- Local and state governments send wish-list of projects and needed funding to the federal government for their review and approval: 1-6 months
- Federal government releases funding for approved project to states, which then sets up request for proposals and bidding processes to contractors wishing to do the work: 1-3 months.
- Contractors send in proposals bidding on infrastructure projects, and then public hearings about which contractors are best suited to do the work: 1-3 months
- State departments and agencies review proposals mostly checking for compliance with labor and environmental regulations: 1-3 months
- State releases funds to local governments or directly to contractors, after which local governments go through bidding process for contracts and contractors sub out work to small firms: 1-3 months.
That’s up to 20 months, or almost two years for a job to become shovel-ready after funding has been approved by Congress and the President. Depending on the state and city, the process could be shorter or longer, but few jobs are ready to go after Obama signs the law.
The Huffington Post reports that it's not so much been a lack of shovel-ready jobs, as it is that states haven’t been getting the funding to create them. Officials from transportation agencies in Arizona, Nevada, and North Carolina say that there are projects that either don't need environmental approval or have already received it that are ready to go now -- they just need the funding.
But funding can get gummed up at any of the stages of the process outlined above, and with much necessary transparency and accountability controls in place -- needed to weed out waste and corruption -- contractors have to be meticulous with their proposals, which takes time.
Center on Budget and Policy Priorities economist Stone notes that unemployment will not return to normal levels before the end of 2012, even if the jobs bill passes tomorrow, “but the fact that [the jobs bill] doesn’t kick in instantly doesn’t mean it doesn’t have value.”

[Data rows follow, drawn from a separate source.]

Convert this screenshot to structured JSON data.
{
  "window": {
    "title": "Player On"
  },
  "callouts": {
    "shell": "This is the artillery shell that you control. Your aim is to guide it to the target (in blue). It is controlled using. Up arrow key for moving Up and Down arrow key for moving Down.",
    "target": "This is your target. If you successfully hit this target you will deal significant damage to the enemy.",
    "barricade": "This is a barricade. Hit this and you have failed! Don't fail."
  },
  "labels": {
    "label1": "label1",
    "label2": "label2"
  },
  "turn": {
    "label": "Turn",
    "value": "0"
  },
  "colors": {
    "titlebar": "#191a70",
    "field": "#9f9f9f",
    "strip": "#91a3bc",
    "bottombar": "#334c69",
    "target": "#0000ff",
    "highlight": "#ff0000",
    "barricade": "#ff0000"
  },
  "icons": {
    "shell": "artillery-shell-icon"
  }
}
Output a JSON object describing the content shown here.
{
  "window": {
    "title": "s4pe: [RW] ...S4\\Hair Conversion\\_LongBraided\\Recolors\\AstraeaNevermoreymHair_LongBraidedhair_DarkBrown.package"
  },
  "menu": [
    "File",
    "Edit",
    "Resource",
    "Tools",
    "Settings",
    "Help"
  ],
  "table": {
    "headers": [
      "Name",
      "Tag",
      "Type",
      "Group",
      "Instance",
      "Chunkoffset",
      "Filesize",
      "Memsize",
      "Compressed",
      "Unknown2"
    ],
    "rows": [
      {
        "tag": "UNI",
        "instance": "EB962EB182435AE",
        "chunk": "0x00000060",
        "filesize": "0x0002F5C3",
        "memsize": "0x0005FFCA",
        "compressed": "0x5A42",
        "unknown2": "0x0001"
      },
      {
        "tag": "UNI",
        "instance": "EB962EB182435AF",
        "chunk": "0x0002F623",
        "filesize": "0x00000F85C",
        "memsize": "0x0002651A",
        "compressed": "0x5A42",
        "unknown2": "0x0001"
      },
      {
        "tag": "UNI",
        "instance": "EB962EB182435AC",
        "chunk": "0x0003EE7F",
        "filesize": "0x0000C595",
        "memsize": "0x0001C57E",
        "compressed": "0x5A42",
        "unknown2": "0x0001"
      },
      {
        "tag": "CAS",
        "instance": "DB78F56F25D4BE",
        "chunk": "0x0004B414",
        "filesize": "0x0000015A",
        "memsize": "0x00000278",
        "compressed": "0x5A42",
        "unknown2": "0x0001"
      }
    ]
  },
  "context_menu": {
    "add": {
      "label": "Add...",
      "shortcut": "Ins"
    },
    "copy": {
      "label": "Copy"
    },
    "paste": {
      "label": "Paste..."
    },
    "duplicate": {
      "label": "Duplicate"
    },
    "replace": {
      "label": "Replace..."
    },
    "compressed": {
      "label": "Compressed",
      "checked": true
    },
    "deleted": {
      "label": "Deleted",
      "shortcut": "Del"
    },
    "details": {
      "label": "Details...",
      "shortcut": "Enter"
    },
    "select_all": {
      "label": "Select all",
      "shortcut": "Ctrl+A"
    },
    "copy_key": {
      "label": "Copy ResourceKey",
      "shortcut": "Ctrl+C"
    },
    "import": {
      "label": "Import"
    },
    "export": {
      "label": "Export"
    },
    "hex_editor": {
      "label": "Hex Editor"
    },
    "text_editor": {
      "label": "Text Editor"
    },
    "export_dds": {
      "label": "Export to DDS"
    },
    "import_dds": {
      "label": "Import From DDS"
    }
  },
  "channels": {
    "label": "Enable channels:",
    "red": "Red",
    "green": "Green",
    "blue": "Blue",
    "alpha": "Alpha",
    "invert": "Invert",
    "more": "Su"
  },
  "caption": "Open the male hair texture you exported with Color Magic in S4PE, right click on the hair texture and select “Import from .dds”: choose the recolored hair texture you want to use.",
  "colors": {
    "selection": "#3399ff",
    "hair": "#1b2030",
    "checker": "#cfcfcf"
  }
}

Says Stone: “We shouldn’t pretend it will happen instantaneously, but that’s not a fatal flaw.”